Analysts say the administration's $1.5 trillion tax cut package and increased government spending were shielding the economy from the trade tensions, which have also seen Washington engaged in tit-for-tat tariffs with other trade partners, including the European Union, Canada and Mexico.
They also note that the import duties implemented so far have affected only a small portion of the American economy, but warned this could change if President Donald Trump pressed ahead with additional tariffs on Chinese imports.
The United States and China have slapped retaliatory tariffs on a combined $100 billion of products since early July.
Americans had until Thursday to comment on a list of $200 billion worth of Chinese goods widely expected to be hit with tariffs soon. The government imposed import duties on goods including steel, aluminum, washing machines, lumber and solar panels early this year to protect American industries from what Trump says is unfair foreign competition.
Global outplacement firm Challenger, Gray & Christmas said on Thursday there were 521 tariff-related job cuts in August, but these were largely offset by the hiring of 359 workers by steel producers.
The employment report added to manufacturing and services industries surveys in suggesting the Trump administration's protectionist trade policy was having a marginal impact on the economy for now.

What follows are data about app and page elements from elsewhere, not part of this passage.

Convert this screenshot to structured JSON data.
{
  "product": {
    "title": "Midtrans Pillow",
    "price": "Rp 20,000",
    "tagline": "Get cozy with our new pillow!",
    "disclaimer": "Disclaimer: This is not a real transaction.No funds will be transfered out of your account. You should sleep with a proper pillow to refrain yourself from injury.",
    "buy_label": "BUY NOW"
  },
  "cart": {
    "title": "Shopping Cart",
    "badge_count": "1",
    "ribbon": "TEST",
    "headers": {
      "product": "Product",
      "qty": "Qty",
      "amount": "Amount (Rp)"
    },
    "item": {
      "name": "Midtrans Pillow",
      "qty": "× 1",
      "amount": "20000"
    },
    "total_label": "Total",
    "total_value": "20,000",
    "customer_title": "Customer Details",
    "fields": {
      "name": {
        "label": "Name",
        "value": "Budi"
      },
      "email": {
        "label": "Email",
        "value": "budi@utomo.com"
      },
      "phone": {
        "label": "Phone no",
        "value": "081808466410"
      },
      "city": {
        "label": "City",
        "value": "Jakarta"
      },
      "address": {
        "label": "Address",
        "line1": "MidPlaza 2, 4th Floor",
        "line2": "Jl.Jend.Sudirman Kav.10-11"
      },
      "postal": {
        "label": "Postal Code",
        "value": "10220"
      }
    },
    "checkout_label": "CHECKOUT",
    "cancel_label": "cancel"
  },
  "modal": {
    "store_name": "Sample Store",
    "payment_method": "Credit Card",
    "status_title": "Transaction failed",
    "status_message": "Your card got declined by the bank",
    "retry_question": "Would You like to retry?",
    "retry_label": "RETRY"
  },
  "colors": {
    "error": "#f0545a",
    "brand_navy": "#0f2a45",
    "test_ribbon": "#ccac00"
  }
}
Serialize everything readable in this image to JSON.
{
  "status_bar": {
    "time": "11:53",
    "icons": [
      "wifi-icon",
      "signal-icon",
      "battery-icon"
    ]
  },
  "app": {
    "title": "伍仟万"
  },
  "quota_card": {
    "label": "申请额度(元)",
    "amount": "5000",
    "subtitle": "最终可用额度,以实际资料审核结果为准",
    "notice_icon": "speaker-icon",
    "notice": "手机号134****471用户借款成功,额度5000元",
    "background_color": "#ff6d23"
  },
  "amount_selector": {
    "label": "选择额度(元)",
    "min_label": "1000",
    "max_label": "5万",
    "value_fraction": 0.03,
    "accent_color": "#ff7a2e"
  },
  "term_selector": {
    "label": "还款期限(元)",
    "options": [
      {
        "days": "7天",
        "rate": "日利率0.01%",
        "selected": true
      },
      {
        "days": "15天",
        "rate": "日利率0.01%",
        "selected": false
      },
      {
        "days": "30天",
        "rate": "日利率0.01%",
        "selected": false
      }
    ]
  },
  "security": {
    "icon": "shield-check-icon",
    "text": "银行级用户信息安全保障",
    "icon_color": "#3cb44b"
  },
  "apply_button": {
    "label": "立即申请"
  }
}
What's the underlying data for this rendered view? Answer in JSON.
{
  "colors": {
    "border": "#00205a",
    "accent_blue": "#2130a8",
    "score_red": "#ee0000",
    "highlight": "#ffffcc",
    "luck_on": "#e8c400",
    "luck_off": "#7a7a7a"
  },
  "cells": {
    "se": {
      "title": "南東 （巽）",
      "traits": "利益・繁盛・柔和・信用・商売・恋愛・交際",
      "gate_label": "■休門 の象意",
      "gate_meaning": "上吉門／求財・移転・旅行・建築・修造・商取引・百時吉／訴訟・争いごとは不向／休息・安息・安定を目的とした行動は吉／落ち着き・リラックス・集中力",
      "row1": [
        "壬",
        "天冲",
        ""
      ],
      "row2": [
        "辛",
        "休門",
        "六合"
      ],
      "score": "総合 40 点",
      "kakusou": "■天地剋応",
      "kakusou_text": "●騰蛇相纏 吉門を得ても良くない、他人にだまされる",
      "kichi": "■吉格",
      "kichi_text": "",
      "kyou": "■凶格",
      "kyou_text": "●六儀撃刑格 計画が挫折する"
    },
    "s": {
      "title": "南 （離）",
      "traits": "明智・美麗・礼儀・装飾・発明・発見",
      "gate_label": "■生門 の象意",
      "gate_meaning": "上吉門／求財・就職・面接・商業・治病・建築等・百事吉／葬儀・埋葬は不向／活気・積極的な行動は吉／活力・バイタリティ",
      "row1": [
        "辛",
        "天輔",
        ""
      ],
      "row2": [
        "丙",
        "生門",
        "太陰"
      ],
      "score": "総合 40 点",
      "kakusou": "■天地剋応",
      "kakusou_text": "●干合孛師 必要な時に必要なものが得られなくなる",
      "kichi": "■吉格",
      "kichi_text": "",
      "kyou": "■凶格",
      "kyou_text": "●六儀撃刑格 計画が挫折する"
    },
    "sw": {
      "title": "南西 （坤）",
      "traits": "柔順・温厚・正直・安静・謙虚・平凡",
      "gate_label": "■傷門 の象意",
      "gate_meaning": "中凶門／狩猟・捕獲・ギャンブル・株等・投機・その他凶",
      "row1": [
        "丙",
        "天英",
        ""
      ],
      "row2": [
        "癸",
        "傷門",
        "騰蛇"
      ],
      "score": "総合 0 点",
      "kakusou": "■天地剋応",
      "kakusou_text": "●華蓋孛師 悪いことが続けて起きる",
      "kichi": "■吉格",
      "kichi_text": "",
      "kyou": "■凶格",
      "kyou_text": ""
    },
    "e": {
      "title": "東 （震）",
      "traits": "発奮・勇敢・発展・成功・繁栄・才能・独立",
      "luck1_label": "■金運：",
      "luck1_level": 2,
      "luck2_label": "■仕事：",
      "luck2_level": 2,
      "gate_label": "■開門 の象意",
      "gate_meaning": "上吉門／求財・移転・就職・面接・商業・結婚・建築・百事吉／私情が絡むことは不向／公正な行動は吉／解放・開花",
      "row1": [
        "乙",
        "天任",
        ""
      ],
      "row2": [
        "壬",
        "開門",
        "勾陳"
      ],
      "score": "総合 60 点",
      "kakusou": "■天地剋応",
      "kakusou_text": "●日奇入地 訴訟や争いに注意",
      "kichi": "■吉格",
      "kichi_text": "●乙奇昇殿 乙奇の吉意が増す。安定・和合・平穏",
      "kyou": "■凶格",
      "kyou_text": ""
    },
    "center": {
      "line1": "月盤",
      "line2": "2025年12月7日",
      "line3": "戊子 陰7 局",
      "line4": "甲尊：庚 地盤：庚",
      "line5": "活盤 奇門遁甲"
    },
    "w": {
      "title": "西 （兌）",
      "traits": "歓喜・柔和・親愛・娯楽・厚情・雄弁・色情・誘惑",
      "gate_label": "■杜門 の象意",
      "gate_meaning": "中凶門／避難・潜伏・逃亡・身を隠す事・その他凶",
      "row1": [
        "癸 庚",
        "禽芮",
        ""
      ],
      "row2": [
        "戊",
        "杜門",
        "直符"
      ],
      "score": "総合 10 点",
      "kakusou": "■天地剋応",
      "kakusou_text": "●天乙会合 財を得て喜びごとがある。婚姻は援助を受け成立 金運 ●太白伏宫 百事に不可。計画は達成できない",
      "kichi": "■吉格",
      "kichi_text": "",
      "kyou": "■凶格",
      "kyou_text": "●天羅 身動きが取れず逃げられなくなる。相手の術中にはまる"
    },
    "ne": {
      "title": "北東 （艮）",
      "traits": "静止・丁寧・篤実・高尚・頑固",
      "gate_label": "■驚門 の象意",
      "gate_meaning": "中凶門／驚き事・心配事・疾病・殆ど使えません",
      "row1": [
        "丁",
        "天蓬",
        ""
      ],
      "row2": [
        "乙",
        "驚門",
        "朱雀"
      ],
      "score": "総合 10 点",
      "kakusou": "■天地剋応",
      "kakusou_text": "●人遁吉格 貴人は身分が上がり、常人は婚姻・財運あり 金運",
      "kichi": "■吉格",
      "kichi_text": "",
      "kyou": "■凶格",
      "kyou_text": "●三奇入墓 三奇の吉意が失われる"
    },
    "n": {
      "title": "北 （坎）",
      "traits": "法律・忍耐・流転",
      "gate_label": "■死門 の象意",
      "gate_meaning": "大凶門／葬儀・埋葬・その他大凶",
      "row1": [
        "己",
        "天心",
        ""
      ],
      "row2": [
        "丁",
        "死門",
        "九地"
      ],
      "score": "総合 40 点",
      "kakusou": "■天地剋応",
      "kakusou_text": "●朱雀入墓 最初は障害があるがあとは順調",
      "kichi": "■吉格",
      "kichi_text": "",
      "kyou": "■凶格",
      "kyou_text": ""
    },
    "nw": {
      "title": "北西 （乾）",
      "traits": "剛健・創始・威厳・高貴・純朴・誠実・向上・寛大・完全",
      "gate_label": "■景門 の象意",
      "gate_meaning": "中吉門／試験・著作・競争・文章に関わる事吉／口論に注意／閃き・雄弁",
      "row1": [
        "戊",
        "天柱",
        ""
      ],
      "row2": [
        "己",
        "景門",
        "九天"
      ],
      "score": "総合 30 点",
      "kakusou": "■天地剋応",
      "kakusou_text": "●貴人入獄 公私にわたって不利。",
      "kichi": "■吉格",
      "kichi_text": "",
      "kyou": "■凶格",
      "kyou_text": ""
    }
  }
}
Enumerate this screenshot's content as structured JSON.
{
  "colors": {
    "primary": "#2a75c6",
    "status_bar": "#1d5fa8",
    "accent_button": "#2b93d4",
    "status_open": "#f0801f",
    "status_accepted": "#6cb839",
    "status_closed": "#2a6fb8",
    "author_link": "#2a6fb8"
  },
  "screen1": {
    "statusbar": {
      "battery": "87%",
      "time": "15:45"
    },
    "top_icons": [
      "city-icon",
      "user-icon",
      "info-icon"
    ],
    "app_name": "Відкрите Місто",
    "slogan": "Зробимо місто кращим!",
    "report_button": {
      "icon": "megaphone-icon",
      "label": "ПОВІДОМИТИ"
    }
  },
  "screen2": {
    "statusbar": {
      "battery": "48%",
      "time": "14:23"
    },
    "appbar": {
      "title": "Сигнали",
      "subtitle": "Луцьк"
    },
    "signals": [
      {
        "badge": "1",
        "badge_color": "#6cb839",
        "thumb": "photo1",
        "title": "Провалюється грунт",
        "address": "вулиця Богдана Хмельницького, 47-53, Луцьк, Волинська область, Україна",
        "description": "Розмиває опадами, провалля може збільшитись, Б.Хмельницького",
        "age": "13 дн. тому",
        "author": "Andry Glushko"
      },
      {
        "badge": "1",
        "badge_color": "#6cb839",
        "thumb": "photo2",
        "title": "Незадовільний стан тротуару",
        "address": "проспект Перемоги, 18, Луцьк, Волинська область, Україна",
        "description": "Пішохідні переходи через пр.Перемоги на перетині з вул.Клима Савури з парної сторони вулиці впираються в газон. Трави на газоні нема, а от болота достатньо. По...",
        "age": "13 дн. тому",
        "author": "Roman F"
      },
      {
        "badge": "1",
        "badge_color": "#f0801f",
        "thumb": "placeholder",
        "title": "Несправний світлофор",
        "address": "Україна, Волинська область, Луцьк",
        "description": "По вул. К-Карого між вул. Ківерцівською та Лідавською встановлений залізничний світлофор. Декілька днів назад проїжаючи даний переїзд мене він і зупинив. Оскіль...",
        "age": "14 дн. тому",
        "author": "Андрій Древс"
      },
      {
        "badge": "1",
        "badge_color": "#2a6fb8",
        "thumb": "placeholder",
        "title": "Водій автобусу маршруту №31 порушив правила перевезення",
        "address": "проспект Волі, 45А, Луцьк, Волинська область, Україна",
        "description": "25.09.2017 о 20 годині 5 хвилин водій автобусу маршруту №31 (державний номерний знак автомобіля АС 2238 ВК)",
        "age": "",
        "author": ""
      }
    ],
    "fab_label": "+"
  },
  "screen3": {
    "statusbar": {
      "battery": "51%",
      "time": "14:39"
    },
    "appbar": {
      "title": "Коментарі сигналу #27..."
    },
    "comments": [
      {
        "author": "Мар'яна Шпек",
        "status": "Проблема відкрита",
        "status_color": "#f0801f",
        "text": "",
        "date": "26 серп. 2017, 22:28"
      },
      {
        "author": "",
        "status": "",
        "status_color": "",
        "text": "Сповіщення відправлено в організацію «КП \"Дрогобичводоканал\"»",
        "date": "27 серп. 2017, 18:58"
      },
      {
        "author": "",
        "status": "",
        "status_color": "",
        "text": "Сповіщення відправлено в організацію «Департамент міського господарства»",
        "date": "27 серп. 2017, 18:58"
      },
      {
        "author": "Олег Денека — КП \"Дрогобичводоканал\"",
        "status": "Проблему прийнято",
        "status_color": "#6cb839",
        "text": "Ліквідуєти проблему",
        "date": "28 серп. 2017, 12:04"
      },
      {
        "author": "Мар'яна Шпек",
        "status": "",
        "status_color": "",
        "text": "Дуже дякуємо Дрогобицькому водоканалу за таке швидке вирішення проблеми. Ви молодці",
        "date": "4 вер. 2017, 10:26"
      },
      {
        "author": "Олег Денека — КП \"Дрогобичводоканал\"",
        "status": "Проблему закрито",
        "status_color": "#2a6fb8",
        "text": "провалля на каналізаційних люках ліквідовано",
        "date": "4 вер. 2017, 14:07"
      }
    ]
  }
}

The economy grew at a 4.2 percent annualized rate in the second quarter, almost double the 2.2 percent pace set in the January-March period.
Job gains in August were almost across all sectors, though manufacturing payrolls fell by 3,000. That was the first drop since July 2017 and followed an increase of 18,000 in July. Construction companies hired 23,000 more workers last month. They increased payrolls by 18,000 jobs in July.
Government employment fell 3,000 in August.